What you are asked to do >> Write the listing out again, exactly as it appears.

**** Given data ****

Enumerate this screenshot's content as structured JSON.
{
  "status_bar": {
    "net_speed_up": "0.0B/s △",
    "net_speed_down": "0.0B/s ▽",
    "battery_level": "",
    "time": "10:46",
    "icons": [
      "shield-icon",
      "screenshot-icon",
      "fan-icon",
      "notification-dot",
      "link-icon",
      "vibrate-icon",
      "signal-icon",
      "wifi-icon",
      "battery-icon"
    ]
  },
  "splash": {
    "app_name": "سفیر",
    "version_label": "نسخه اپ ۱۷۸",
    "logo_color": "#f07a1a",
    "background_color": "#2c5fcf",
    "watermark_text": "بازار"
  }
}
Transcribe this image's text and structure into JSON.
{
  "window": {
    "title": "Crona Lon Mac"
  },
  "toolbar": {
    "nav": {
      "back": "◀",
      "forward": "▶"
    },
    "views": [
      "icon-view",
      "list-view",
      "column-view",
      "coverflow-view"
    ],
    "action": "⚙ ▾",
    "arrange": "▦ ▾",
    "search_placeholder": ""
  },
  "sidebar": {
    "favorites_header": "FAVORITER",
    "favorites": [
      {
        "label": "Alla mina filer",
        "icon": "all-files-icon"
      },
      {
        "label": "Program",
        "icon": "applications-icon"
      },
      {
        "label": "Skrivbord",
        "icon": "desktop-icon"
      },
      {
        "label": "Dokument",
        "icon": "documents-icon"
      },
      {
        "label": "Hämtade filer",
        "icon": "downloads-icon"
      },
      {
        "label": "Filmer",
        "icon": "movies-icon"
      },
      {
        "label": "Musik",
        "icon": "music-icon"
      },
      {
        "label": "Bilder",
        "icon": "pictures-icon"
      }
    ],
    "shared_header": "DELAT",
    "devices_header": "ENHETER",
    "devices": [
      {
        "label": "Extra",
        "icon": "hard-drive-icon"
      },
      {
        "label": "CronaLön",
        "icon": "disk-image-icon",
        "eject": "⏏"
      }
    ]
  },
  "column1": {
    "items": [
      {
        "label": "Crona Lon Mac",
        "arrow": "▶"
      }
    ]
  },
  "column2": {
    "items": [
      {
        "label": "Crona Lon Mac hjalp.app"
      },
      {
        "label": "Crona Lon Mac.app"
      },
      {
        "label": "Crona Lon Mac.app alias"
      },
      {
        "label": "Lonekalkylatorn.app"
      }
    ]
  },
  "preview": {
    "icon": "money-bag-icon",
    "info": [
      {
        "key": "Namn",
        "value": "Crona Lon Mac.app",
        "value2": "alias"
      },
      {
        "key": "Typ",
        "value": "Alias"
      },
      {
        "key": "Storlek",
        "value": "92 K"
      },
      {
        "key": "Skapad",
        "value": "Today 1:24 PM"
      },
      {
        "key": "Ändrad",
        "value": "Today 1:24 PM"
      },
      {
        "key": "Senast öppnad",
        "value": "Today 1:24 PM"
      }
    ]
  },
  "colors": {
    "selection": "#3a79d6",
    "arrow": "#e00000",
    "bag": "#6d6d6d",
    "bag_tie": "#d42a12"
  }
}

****

Task response >>
Enumerate this screenshot's content as structured JSON.
{
  "status_bar": {
    "net_speed_up": "0.0B/s △",
    "net_speed_down": "0.0B/s ▽",
    "battery_level": "",
    "time": "10:46",
    "icons": [
      "shield-icon",
      "screenshot-icon",
      "fan-icon",
      "notification-dot",
      "link-icon",
      "vibrate-icon",
      "signal-icon",
      "wifi-icon",
      "battery-icon"
    ]
  },
  "splash": {
    "app_name": "سفیر",
    "version_label": "نسخه اپ ۱۷۸",
    "logo_color": "#f07a1a",
    "background_color": "#2c5fcf",
    "watermark_text": "بازار"
  }
}
Transcribe this image's text and structure into JSON.
{
  "window": {
    "title": "Crona Lon Mac"
  },
  "toolbar": {
    "nav": {
      "back": "◀",
      "forward": "▶"
    },
    "views": [
      "icon-view",
      "list-view",
      "column-view",
      "coverflow-view"
    ],
    "action": "⚙ ▾",
    "arrange": "▦ ▾",
    "search_placeholder": ""
  },
  "sidebar": {
    "favorites_header": "FAVORITER",
    "favorites": [
      {
        "label": "Alla mina filer",
        "icon": "all-files-icon"
      },
      {
        "label": "Program",
        "icon": "applications-icon"
      },
      {
        "label": "Skrivbord",
        "icon": "desktop-icon"
      },
      {
        "label": "Dokument",
        "icon": "documents-icon"
      },
      {
        "label": "Hämtade filer",
        "icon": "downloads-icon"
      },
      {
        "label": "Filmer",
        "icon": "movies-icon"
      },
      {
        "label": "Musik",
        "icon": "music-icon"
      },
      {
        "label": "Bilder",
        "icon": "pictures-icon"
      }
    ],
    "shared_header": "DELAT",
    "devices_header": "ENHETER",
    "devices": [
      {
        "label": "Extra",
        "icon": "hard-drive-icon"
      },
      {
        "label": "CronaLön",
        "icon": "disk-image-icon",
        "eject": "⏏"
      }
    ]
  },
  "column1": {
    "items": [
      {
        "label": "Crona Lon Mac",
        "arrow": "▶"
      }
    ]
  },
  "column2": {
    "items": [
      {
        "label": "Crona Lon Mac hjalp.app"
      },
      {
        "label": "Crona Lon Mac.app"
      },
      {
        "label": "Crona Lon Mac.app alias"
      },
      {
        "label": "Lonekalkylatorn.app"
      }
    ]
  },
  "preview": {
    "icon": "money-bag-icon",
    "info": [
      {
        "key": "Namn",
        "value": "Crona Lon Mac.app",
        "value2": "alias"
      },
      {
        "key": "Typ",
        "value": "Alias"
      },
      {
        "key": "Storlek",
        "value": "92 K"
      },
      {
        "key": "Skapad",
        "value": "Today 1:24 PM"
      },
      {
        "key": "Ändrad",
        "value": "Today 1:24 PM"
      },
      {
        "key": "Senast öppnad",
        "value": "Today 1:24 PM"
      }
    ]
  },
  "colors": {
    "selection": "#3a79d6",
    "arrow": "#e00000",
    "bag": "#6d6d6d",
    "bag_tie": "#d42a12"
  }
}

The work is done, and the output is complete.